One of the most profound aspects of living on a farm is developing a relationship with the natural cycles of the Earth, our Great Mother. This relationship with the land and seasons was central to the lives of our ancestors, as they had to plan out their survival in terms of food, weather, and shelter. They knew how to maximize their resources and were masters of preservation, storage, and extracting the most nutrition possible from their food.
Today, the majority of the planet’s inhabitants live in urban areas and many people have access to constant commerce—nearly anything one could want is available delivered to their door in a matter of days, and grocery stores are stocked with every manner of produce during all seasons of the year. This is truly an incredible thing that has never before happened in the history of the world, and something many of us take for granted. And while convenient, a downside is that many people miss out on a relationship with the Earth’s natural cycles.On the farm, understanding and honoring the natural cycles is crucial for healthy stewardship of the land and for getting the most abundant crop possible. In California, where water is scarce and expensive, it’s even more important to be prepared for the different cycles to ensure profitability and sustainability.
Activities on the farm are different depending on whether it’s the season of growth, harvest, or dormancy. Each cycle benefits from different types of support. When growing, or budding out, the trees need pollination support. Keeping beehives on the property promotes effective pollination while also supporting a waning global population of bees. And sometimes there’s even extra honey.When the fruit is growing on the trees, one of the most important activities is pest control. On an organic farm, this is when we employ the use of beneficial insects rather than use toxic pesticides. For example, Green Lacewing larvae feed on Thrips, an insect that damages the skin of the avocado. So we monitor the plants for signs of infestation, and if needed we manually introduce Lacewing larvae to each tree, eradicating the destructive pest by employing a beneficial one.
Around the time of the spring harvest, the leaves of the avocado tree are replaced with a new set that grows in. This is the time when we fertilize the groves with manure, giving them a dose of nourishment for the growing season.
Water is always a concern in a dry place like Southern California. Though our soils are rich, drought drives up the demand and cost of irrigation. We give the trees water at different intervals depending on the time of year and have sophisticated sensors that take readings at several different depths to let us know when the plants need water.
The landscape of the farm changes throughout the year, much the way the seasons inform our changes in clothing and recreational activities. Since we rely on the farm to produce, our synergy with it goes even deeper than typical seasonal changes that everyone experiences. We become more aware of the seasonal shifts and even the moon’s monthly cycle of birth, growth, death, and rebirth.
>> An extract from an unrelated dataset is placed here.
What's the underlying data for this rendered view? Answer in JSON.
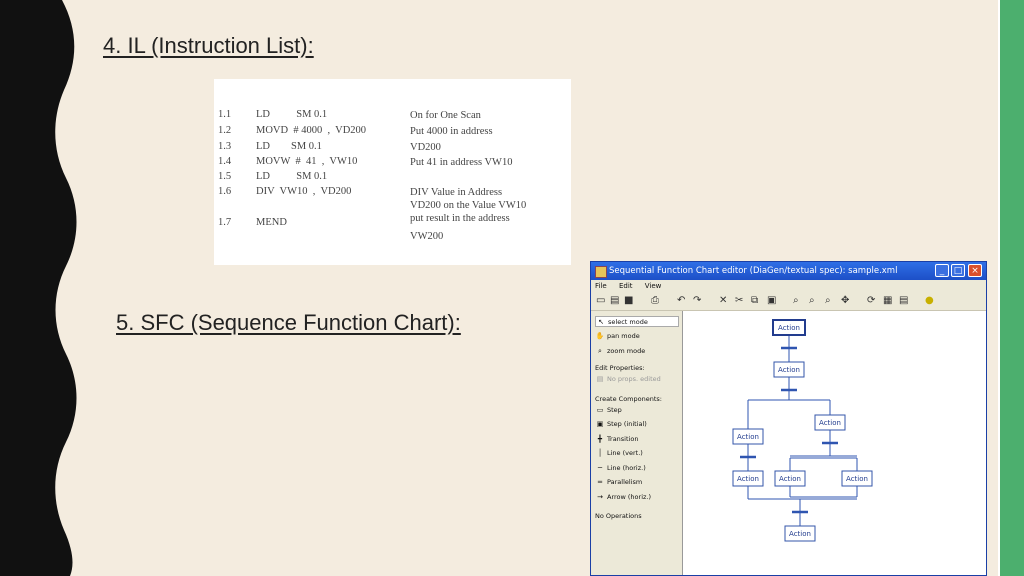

The main lesson in nature is CHANGE. We are ever moving, in constant shift. The cycle of birth, growth, maturity, death, and rebirth is nature’s way, and one can’t get too attached to anything. This theme of change, and watching it happen year after year on the farm is a true blessing, for it shows us that nothing lasts but love and relationship. The more times we see a tree blossom, grow fruit, eat of it’s bounty, and then watch it’s death-like sleep until the buds come out again, the more we feel connected to the tree and in awe of it’s resilience. Every part of it’s cycle is special and beautiful. This translates to our own lives as well, giving us wisdom to draw on during challenging times because we always know that the conditions won’t last, that we are constantly moving, constantly changing. Today’s challenges will give way to different struggles, different joys, and different lessons. And in all of it is BEAUTY.